What the exercise asks =>
Return the records in full, exactly as given.
Input below:
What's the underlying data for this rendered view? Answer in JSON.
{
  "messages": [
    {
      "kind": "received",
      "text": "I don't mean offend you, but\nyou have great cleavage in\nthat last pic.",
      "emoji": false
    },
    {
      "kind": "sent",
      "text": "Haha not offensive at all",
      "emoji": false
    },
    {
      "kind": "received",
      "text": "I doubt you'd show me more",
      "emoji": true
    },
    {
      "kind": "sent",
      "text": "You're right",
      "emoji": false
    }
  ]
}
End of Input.
Your solution =>
What's the underlying data for this rendered view? Answer in JSON.
{
  "messages": [
    {
      "kind": "received",
      "text": "I don't mean offend you, but\nyou have great cleavage in\nthat last pic.",
      "emoji": false
    },
    {
      "kind": "sent",
      "text": "Haha not offensive at all",
      "emoji": false
    },
    {
      "kind": "received",
      "text": "I doubt you'd show me more",
      "emoji": true
    },
    {
      "kind": "sent",
      "text": "You're right",
      "emoji": false
    }
  ]
}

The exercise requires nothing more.